Gill Vosper / Lily Geary
Jil Kühne / Melody Sky / Edward Doherty
Valeport helps to expand understanding of endangered whale sharks in the Maldives
The Maldives Whale Shark Research Programme (MWRSP) began as a scientific expedition in 2006 and has since grown to become the only long-term organisation that is dedicated to studying the iconic, yet endangered, whale shark species in the Maldives.
Reaching up to an incredible 65ft in length, they are the largest fish in the sea. Whale sharks are currently listed as endangered on the IUCN red list status and aggregation sites like those in the Maldives are important for juvenile sharks, making the charities research initiatives all the more crucial.
The MWRSP’s core purpose is to gain an understanding of the population characteristics and critical habitats of the whale sharks in the Maldives and how this relates to the species existence in the wider world. Valeport is proud to provide support.
How has Valeport helped MWSRP gain insight into the South Ari Marine Protected Areas (SAMPA)?
With the help of the Valeport miniTIDE sensor, which was loaned to MWSRP, the charity was able to compare the tide times in the Male atoll to provide an accurate conversion time for tides in the particular region of the Maldives. The deployment of the miniTIDE allowed the research team to record high accuracy pressure data to develop a stronger understanding of the SAMPA, which provided new insights into the re-encounter rate of whale sharks, along with their individual traits.

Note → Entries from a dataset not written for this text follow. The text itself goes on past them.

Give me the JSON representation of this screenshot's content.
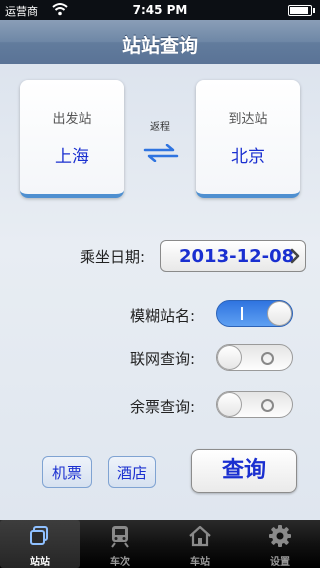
{
  "status_bar": {
    "carrier": "运营商",
    "time": "7:45 PM"
  },
  "nav": {
    "title": "站站查询"
  },
  "stations": {
    "from_label": "出发站",
    "from_value": "上海",
    "to_label": "到达站",
    "to_value": "北京",
    "return_label": "返程"
  },
  "date": {
    "label": "乘坐日期:",
    "value": "2013-12-08"
  },
  "options": {
    "fuzzy_label": "模糊站名:",
    "fuzzy_on": true,
    "network_label": "联网查询:",
    "network_on": false,
    "remaining_label": "余票查询:",
    "remaining_on": false
  },
  "buttons": {
    "flight": "机票",
    "hotel": "酒店",
    "query": "查询"
  },
  "tabs": [
    {
      "label": "站站",
      "icon": "station-to-station-icon",
      "active": true
    },
    {
      "label": "车次",
      "icon": "train-icon",
      "active": false
    },
    {
      "label": "车站",
      "icon": "home-icon",
      "active": false
    },
    {
      "label": "设置",
      "icon": "gear-icon",
      "active": false
    }
  ],
  "colors": {
    "accent_blue": "#1a2fd0",
    "toggle_on": "#2f74e0",
    "nav_bar": "#6e87a6"
  }
}
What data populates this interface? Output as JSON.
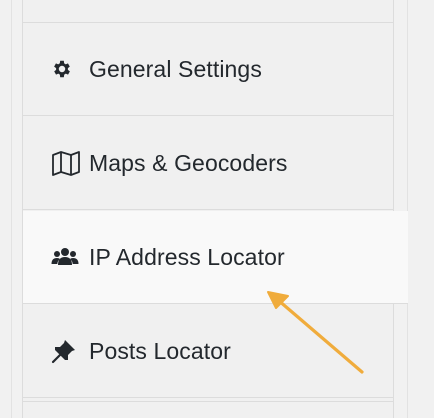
{
  "nav": {
    "items": [
      {
        "label": "General Settings",
        "icon": "gear-icon"
      },
      {
        "label": "Maps & Geocoders",
        "icon": "map-icon"
      },
      {
        "label": "IP Address Locator",
        "icon": "users-icon",
        "active": true
      },
      {
        "label": "Posts Locator",
        "icon": "pin-icon"
      }
    ]
  },
  "annotation": {
    "arrow_color": "#f0ac3c",
    "arrow_target": "IP Address Locator"
  },
  "colors": {
    "panel_bg": "#f0f0f0",
    "active_bg": "#f9f9f9",
    "text": "#23282d",
    "border": "#dcdcdc"
  }
}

Fast forward ten years, the MWSRP has now been able to track over 7,000 whale shark encounters and photo-identify over 480 individual sharks. MWSRP has come to believe that these predominantly juvenile male sharks are using the area as a secondary nursery. South Ari provides perfect conditions to suit their feeding habits and thermoregulation process until they reach maturation around 30 years of age, at which point they move onto new locations. The conservation charity has found that this ‘staging ground’ for young whale sharks has the highest rate of re-sighting individual sharks anywhere in the world. The South Ari is now known to be a globally significant destination, as it is one of only a couple of sites around the world where whale sharks can be reliably encountered all year round.
In fact, some of the individual whale sharks have been encountered more than 300 times in the last 12 years, allowing the research team to observe biological traits in the species such as growth, which would be otherwise impossible in free-swimming sharks. The new findings also allowed the charity to track the damage trends such as boat strike injuries and subsequent healing rates, to better protect the whale sharks in the future.
"We're hugely grateful for Valeport’s support loaning their tide gauge and current meter. Without access to these high precision instruments, we wouldn’t be able to collect quality data over a long period of time, which is essential to understand the whale shark’s prolonged re-encounter rate at SAMPA." - Richard Rees
More recently in November 2019, Valeport loaned the MWSRP a Model 106 Current Meter, to help improve the quality and rigour of the charities research work and develop strong conclusions about critical habitats, to be able to implement good management decisions to protect the iconic whale shark species for generations to come.
Commenting on Valeport’s support, Richard Rees, Co-Founder and Managing Director of the charity, says: “We’re hugely grateful for Valeport’s support loaning their tide gauge and current meter. Without access to these high precision instruments, we wouldn’t be able to collect quality data over a long period of time, which is essential to understand the whale shark’s prolonged re-encounter rate at SAMPA. We have been able to inform decision makers based on strong scientific evidence, thus equipping them to put the correct measures in place to protect the whale shark and it’s fragile habitat.”
Richard Rees added: “Next on our research project agenda, is to gain insight into what the key processes are that occur in South Ari that makes it such a draw for the sharks. We’re looking forward to understanding more about why they are attracted to this particular location, as opposed to similar sites in the archipelago. Hopefully we will be able to obtain these answers with Valeport’s help.”